They call themselves “Czech elves” – a group of Czech volunteers fighting against Russian trolls. They are not special agents. They are ordinary people -- teachers, doctors, students – who are trying to stop Russian propaganda and disinformation on the Czech-language Internet.
Current Time’s Footage Vs. Footage spoke with this group to learn more about their methods of operation within the Czech Republic, a country some consider “on the frontlines” of the cyber-combat between Russian trolls and European Union members.
Modeled after similar Baltic anti-troll groups, the elves track and analyze patterns and techniques of disinformation – particularly via chain emails –that are intended to disrupt the country’s membership in the EU and North Atlantic Treaty Organization.
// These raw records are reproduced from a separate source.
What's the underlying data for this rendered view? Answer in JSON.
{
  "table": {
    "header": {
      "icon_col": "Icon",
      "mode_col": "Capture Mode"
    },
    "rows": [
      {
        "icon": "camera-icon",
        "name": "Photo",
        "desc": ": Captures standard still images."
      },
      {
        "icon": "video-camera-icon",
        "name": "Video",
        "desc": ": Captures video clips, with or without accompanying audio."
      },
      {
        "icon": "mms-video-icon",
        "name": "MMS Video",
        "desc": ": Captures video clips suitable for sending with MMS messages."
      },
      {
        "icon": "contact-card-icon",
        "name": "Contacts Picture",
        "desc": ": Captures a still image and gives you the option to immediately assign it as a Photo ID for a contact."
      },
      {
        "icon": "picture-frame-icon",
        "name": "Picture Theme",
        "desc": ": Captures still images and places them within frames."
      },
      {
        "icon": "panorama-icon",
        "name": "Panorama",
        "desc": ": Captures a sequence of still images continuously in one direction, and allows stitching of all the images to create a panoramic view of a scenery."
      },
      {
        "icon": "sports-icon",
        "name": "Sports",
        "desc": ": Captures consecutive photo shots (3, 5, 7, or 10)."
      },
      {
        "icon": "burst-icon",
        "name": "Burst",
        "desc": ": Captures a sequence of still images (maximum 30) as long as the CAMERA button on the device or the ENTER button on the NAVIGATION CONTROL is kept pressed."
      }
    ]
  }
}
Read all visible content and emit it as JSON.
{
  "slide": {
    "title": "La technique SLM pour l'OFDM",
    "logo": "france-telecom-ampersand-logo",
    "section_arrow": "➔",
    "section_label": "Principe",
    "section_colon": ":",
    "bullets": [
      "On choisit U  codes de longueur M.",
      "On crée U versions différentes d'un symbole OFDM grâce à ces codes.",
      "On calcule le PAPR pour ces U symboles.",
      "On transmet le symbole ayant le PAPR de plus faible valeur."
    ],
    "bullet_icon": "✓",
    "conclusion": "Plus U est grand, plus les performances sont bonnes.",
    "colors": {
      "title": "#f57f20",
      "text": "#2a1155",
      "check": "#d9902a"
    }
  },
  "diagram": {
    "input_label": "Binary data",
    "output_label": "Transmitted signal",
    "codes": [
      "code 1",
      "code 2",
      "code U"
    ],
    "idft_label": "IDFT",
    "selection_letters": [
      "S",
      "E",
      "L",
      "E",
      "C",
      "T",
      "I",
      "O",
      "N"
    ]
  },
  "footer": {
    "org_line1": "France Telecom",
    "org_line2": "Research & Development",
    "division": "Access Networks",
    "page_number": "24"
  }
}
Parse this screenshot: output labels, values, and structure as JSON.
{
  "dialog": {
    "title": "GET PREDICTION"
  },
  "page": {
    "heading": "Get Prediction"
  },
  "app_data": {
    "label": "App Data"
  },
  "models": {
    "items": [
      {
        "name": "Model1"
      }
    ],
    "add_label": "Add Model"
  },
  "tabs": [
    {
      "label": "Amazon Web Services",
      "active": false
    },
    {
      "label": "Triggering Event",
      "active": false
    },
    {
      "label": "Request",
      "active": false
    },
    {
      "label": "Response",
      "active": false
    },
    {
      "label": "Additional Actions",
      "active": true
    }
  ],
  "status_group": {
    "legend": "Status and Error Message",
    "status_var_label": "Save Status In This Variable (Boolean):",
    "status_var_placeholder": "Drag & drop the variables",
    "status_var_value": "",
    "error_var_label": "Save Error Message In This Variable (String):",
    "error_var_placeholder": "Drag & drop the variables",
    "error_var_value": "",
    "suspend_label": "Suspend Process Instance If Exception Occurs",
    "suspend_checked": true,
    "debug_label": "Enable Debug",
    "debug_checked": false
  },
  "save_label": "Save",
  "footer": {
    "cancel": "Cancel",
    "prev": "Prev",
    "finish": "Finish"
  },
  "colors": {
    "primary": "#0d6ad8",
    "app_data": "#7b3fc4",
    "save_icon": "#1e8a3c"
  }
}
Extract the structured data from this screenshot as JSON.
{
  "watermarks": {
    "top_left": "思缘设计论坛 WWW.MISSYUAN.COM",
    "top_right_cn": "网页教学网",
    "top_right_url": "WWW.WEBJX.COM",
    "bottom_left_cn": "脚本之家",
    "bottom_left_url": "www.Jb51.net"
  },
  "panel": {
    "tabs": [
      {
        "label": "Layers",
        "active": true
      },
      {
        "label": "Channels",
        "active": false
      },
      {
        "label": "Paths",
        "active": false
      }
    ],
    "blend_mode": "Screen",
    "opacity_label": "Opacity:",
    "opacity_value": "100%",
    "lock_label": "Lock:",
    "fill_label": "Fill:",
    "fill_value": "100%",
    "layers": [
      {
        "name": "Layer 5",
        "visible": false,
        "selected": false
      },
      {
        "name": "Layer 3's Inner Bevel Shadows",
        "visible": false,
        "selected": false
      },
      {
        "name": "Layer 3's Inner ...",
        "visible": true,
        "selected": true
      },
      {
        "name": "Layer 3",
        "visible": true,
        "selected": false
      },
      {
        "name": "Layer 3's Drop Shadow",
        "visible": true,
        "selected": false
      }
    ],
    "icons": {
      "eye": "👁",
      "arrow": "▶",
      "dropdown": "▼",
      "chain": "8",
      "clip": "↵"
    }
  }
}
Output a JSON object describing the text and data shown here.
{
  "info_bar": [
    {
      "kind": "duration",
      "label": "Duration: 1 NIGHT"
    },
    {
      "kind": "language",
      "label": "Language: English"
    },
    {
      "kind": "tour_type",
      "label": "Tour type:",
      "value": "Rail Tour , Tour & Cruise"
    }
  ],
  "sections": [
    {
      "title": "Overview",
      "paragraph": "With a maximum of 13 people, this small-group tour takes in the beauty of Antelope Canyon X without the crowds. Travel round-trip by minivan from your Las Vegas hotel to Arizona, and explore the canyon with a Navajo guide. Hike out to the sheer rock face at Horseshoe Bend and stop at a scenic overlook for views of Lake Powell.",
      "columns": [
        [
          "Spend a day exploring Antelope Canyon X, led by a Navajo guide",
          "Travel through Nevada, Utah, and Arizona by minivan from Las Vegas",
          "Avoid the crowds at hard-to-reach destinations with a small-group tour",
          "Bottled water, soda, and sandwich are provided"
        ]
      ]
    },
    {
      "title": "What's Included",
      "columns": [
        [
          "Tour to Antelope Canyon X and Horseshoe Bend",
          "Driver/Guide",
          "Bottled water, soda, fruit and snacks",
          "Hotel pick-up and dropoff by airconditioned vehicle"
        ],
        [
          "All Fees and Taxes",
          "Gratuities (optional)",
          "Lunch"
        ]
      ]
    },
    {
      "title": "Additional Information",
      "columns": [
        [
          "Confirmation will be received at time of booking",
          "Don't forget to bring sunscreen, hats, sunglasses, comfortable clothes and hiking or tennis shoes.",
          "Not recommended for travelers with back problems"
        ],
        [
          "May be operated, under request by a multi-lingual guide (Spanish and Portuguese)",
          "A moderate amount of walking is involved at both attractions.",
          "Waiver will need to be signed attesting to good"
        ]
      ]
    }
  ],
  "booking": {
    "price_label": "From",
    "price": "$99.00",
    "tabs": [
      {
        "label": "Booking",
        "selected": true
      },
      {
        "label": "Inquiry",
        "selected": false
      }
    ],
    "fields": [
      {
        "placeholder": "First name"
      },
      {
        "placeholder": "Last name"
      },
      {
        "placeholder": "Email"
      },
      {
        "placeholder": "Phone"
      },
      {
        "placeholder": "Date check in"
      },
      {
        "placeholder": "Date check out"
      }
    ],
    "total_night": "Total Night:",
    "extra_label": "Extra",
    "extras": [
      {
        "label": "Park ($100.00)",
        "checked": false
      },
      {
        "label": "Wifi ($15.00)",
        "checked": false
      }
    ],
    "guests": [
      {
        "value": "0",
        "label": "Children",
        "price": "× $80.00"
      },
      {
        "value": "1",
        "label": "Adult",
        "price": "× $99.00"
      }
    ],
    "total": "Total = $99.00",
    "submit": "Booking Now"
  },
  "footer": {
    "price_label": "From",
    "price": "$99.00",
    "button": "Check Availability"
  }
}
On their website, the volunteers describe themselves as resistance fighters akin to those who opposed the country’s 1938-1945 Nazi occupation or resisted communism.
That may sound dramatic, but the reason for their concern is plain.
In its 2017 annual report, the most recent year available, the Czech Security Information Service ranked Russian disinformation actions as a national-security threat that outstrips terrorism, organized crime, or extremist groups.
The report did not cite a specific event that led to this ranking, but, rather, emphasized an alleged, ongoing “hybrid strategy” – use of both Russian state resources and local actors -- to weaken support for NATO and the EU.
Russian President Vladimir Putin has denied any state connection to the best known of the so-called Russian troll factories, the Internet Research Agency.